Every year, the School of the Art Institute Chicago rolls out a fresh, new lineup of promising fashion talent. These graduates represent both the superficial and sociopolitical future of design, informed by what newcomers find important and therefore implement in their own practice. SAIC students this spring were particularly attuned to gender, investigating how clothing can help dismantle the binary and assert more inclusive, liberated style. Below, meet three breakout designers from SAIC's graduating class, who're each paving the way for non-binary fashion.
Known for purveying a joyous, exaggerated attitude through her whimsical designs, Natalie Castro's senior collection recalls the most carefree time in every person's life: childhood. "My concept is inspired by the nature of children," Castro says. "Children have unique traits that are unmarred by society's conventions. They are joyful, uninhibited, playful and unassuming."
Titled No Worries, No Rules, Castro's childlike debut exists outside boring learned biases, which we've developed as socialized adults. "Children live by no rules," she says. "A skirt can be [a] jacket, hat or purse to a child. These attributes are too often lost once we start growing up."
Castro's collection captures the spirit of someone wanting to keep their childhood self close, featuring an outrageous color palette, bulbous shapes that resemble kindergarten toys and activewear-inspired silhouettes. "My clothes are for people who are nonconformist, genuine, confident and carefree," Castro says, ushering in an ageless, genderless perspective on fashion.
Born and raised in Shanghai, Oscar Chen questions everything through fashion, specifically analyzing where western culture collides and, at times, aligns with Chinese communist ideologies. His senior collection, titled No Homo, is aptly charged with social commentary, pulling inspiration from dramatic LGBTQ provocateurs, such as Leigh Bowery, and juxtaposing them against traditional masculinity.
"I see fashion as social confrontation, and contend that every question we project onto fashion leads to a question about social construction," Chen says of his design practice. In the case of No Homo, the rising SAIC alumnus dissects and dismantles heteronormative sex appeal created within our patriarchy. Looking at how Bowery presented his sexuality, Chen marries the same queer theatricality of costumes with classic menswear.
"I hope to create a new category of garments that are non-binary, genderless, sensual and fun," Chen says, underlining his nuanced range of delicate ballet-influenced looks. "But the fun is also serious—I want to confront ideas of what normal is."
"I believe that fashion represents the culture in which it is created," says Sappho Finnegan, who grew up in the San Francisco Bay Area, where she developed a fascination with the way individuals publicly express themselves in contained social structures. Naturally, her senior collection is armed with a subversive alt attitude, called Nope, Not 4 You, and designed to explore gender roles.
For Finnegan, clothing operates as "a vital gear wheel that can be turned to prove a point, show an injustice and highlight beauty." Her breakout range, which shields the models' faces and disguises their natural gendered figures, wrestles with all three points, begging the viewer to define masculinity and femininity. "Can the lines be blurred, enabling masculinity to be feminine and femininity to be masculine?" Finnegan probes.

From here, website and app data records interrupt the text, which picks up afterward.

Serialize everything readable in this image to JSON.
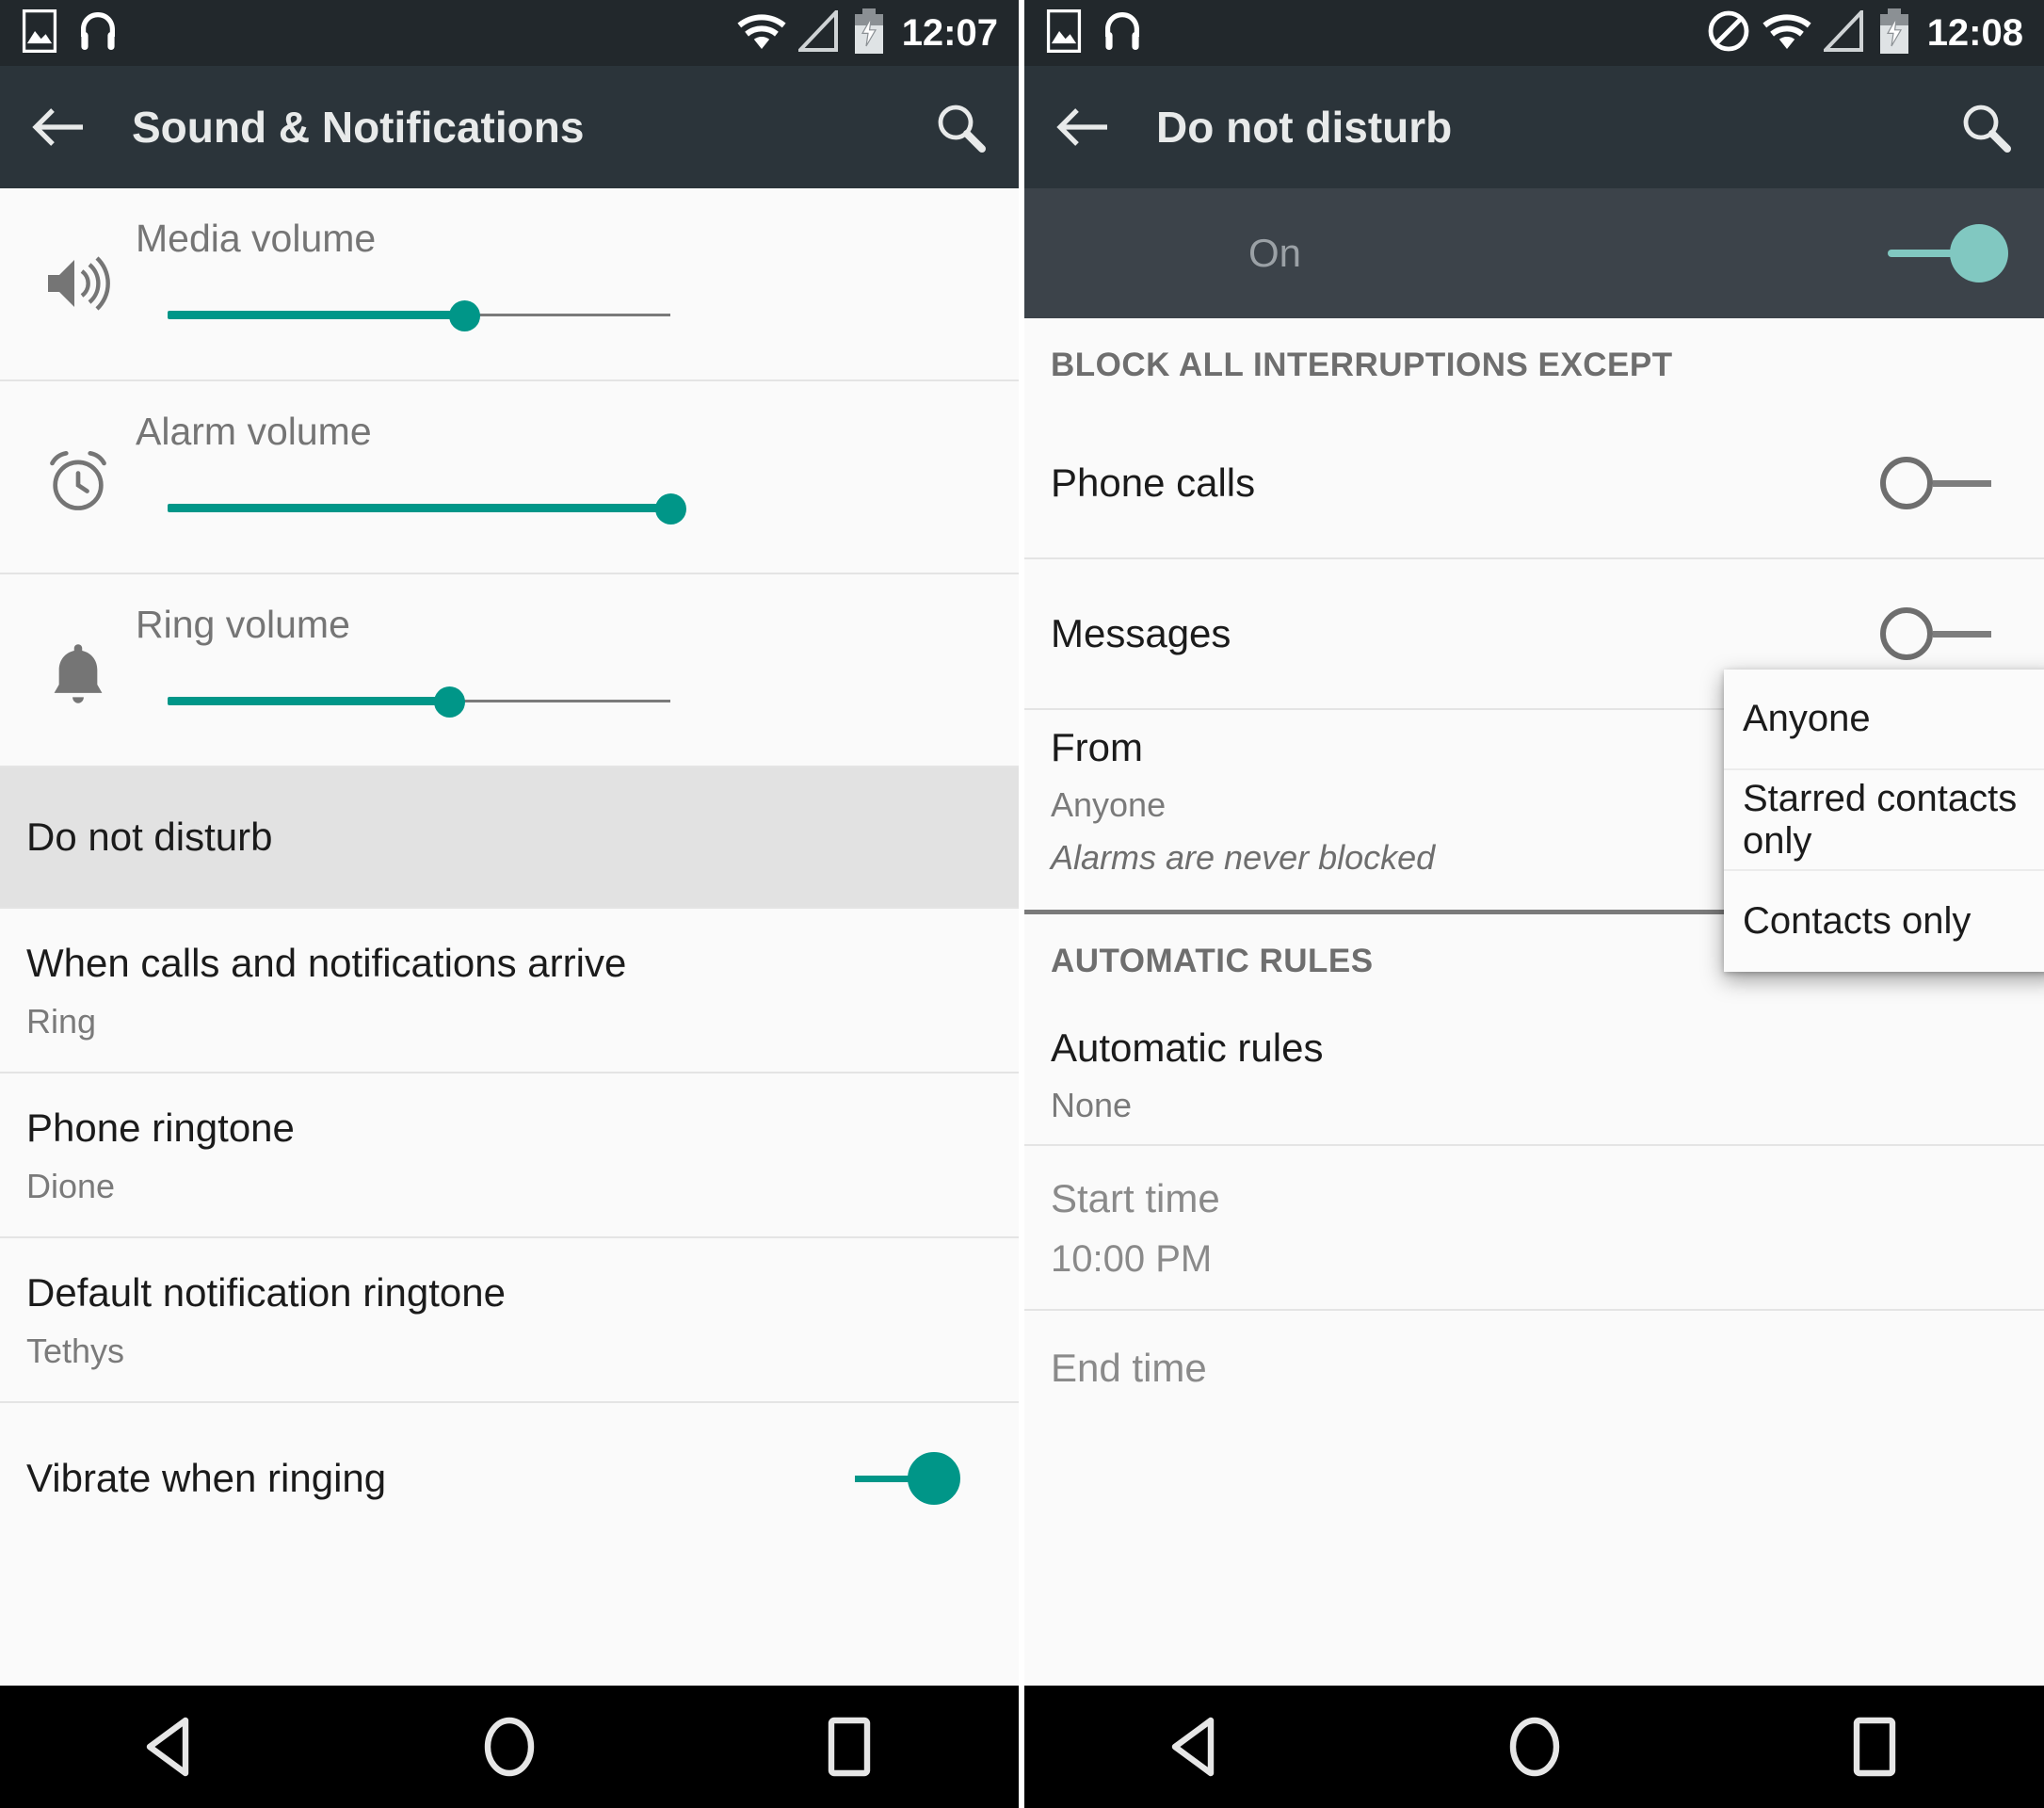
{
  "left_phone": {
    "statusbar": {
      "time": "12:07",
      "icons": [
        "image-icon",
        "headphones-icon",
        "wifi-icon",
        "cell-signal-icon",
        "battery-charging-icon"
      ]
    },
    "appbar": {
      "back_label": "back-arrow",
      "title": "Sound & Notifications",
      "search_label": "search"
    },
    "sliders": [
      {
        "icon": "volume-up-icon",
        "label": "Media volume",
        "value": 59
      },
      {
        "icon": "alarm-clock-icon",
        "label": "Alarm volume",
        "value": 100
      },
      {
        "icon": "bell-icon",
        "label": "Ring volume",
        "value": 56
      }
    ],
    "items": [
      {
        "title": "Do not disturb",
        "subtitle": "",
        "selected": true
      },
      {
        "title": "When calls and notifications arrive",
        "subtitle": "Ring",
        "selected": false
      },
      {
        "title": "Phone ringtone",
        "subtitle": "Dione",
        "selected": false
      },
      {
        "title": "Default notification ringtone",
        "subtitle": "Tethys",
        "selected": false
      }
    ],
    "toggle_item": {
      "title": "Vibrate when ringing",
      "state": "on"
    }
  },
  "right_phone": {
    "statusbar": {
      "time": "12:08",
      "icons": [
        "image-icon",
        "headphones-icon",
        "do-not-disturb-icon",
        "wifi-icon",
        "cell-signal-icon",
        "battery-charging-icon"
      ]
    },
    "appbar": {
      "back_label": "back-arrow",
      "title": "Do not disturb",
      "search_label": "search"
    },
    "master_switch": {
      "label": "On",
      "state": "on"
    },
    "section_block": "BLOCK ALL INTERRUPTIONS EXCEPT",
    "exceptions": [
      {
        "title": "Phone calls",
        "state": "off"
      },
      {
        "title": "Messages",
        "state": "off"
      }
    ],
    "from_item": {
      "title": "From",
      "subtitle": "Anyone"
    },
    "note": "Alarms are never blocked",
    "section_auto": "AUTOMATIC RULES",
    "auto_item": {
      "title": "Automatic rules",
      "subtitle": "None"
    },
    "times": [
      {
        "title": "Start time",
        "subtitle": "10:00 PM"
      },
      {
        "title": "End time",
        "subtitle": ""
      }
    ],
    "dropdown": {
      "options": [
        "Anyone",
        "Starred contacts only",
        "Contacts only"
      ],
      "selected": "Anyone"
    }
  },
  "navbar": {
    "buttons": [
      "back-triangle-icon",
      "home-circle-icon",
      "recents-square-icon"
    ]
  },
  "colors": {
    "statusbar_bg": "#22282c",
    "appbar_bg": "#2b343a",
    "accent_teal": "#009688",
    "accent_teal_light": "#81c8c1",
    "list_bg": "#fafafa",
    "selected_row": "#e2e2e2",
    "navbar_bg": "#000000"
  }
}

The designer's models aren't people, they're characters—ideas built to be defiant and completely free of social constructs. Finnegan says her characters "both embrace and defy societal taboos," ultimately developing their own non-binary definition of self and reminding spectators that individual presentation isn't for anyone but the individual—Nope, Not 4 You.
Photography: Grace DuVal & Julian Spring